WASHINGTON – An appeals court considering whether Guantanamo Bay detainees have U.S. constitutional rights said Friday that it will not accept arguments by seven retired federal judges who oppose a new U.S. anti-terrorism law.
The U.S. Court of Appeals for the District of Columbia Circuit is examining whether so-called enemy combatants should be allowed to challenge their detention in U.S. courts. President George W. Bush signed a law this fall forbidding such challenges and the Justice Department says detainees are not protected by the U.S. Constitution.
Seven federal judges from both political parties filed friend-of-the-court briefs in November urging the appeals court to declare key parts of the new law unconstitutional. They said the law, which sets up military commissions to hear terror cases, "challenges the integrity of our judicial system" and effectively sanctions the use of torture.
In a 2-1 decision Friday, a panel of the U.S. Court of Appeals for the District of Columbia Circuit said it would not accept that brief on a legal technicality, saying the title "judge" should not be used to describe former judges in legal proceedings.
The panel's more conservative judges, David B. Sentelle and A. Raymond Randolph, issued the opinion with Judge Judith W. Rogers, an appointee of President Bill Clinton, dissenting.

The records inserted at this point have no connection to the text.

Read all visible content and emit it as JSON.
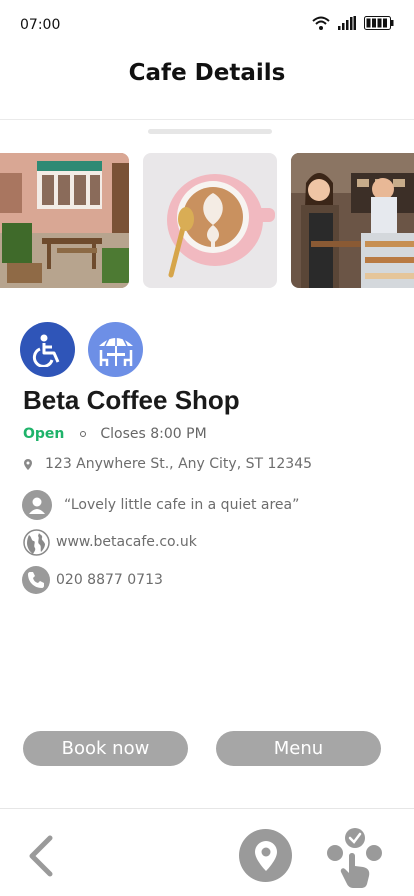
{
  "status_bar": {
    "time": "07:00",
    "icons": [
      "wifi-icon",
      "signal-icon",
      "battery-icon"
    ]
  },
  "header": {
    "title": "Cafe Details"
  },
  "gallery": {
    "photos": [
      "cafe-exterior-photo",
      "latte-art-photo",
      "baristas-counter-photo"
    ]
  },
  "amenities": [
    {
      "icon": "wheelchair-icon",
      "color": "#2f55b8"
    },
    {
      "icon": "outdoor-seating-icon",
      "color": "#6d8fe6"
    }
  ],
  "cafe": {
    "name": "Beta Coffee Shop",
    "open_status": "Open",
    "closing_time": "Closes 8:00 PM",
    "address": "123 Anywhere St., Any City, ST 12345",
    "description": "“Lovely little cafe in a quiet area”",
    "website": "www.betacafe.co.uk",
    "phone": "020 8877 0713"
  },
  "actions": {
    "book_label": "Book now",
    "menu_label": "Menu"
  },
  "bottom_nav": {
    "items": [
      "back-icon",
      "map-pin-icon",
      "tap-select-icon"
    ]
  },
  "colors": {
    "accent_green": "#1fb36a",
    "button_gray": "#a6a6a6",
    "icon_gray": "#9a9a9a"
  }
}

Carl Tobias, a University of Richmond law professor, said it is unusual for such briefs to be rejected. He said the ruling could indicate a decision in the detainee case is near.